The Nationalist Movements in England were organized mass movements emphasizing and raising questions concerning the interests of the people of India. In most of these movements, people were themselves encouraged to take action. Due to several factors, these movements failed to win Independence for India. However, they did promote a sense of nationalism among the people of the country. The failure of these movements affected many people as they withdrew from Government offices, schools, factories and services. Though they did manage to get a few concessions such as those won by the Salt March in 1930, they did not help India much from the point of view of their objective.
vjv, Nizamiyat, the local nawabs of Oudh and Bengal and other smaller powers.
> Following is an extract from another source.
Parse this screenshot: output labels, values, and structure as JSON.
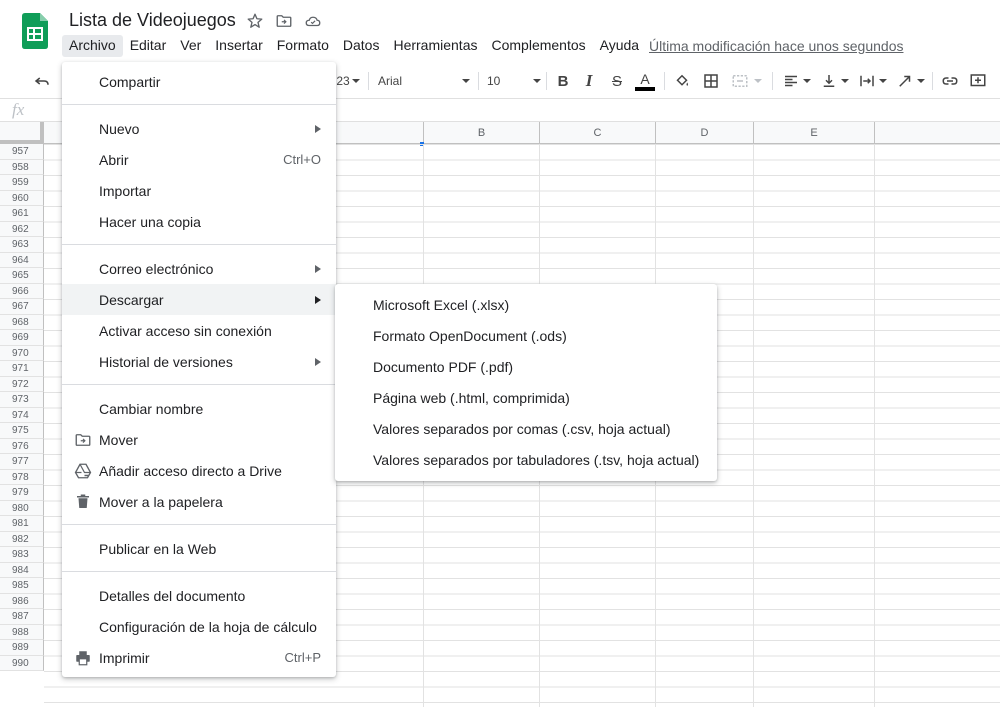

Each was a strong regional power influenced by its religious and ethnic identity. However, the East India Company ultimately emerged as the predominant power. One of the results of the social, economic and political changes instituted in the country throughout the greater part of 18th century was the growth of the Indian middle class. Although from different backgrounds and different parts of India, this middle class and its varied political leaderships contributed to a growing "Indian" identity". The realisation and refinement of this concept of national identity fed a rising tide of nationalism in India in the last decades of the 19th century.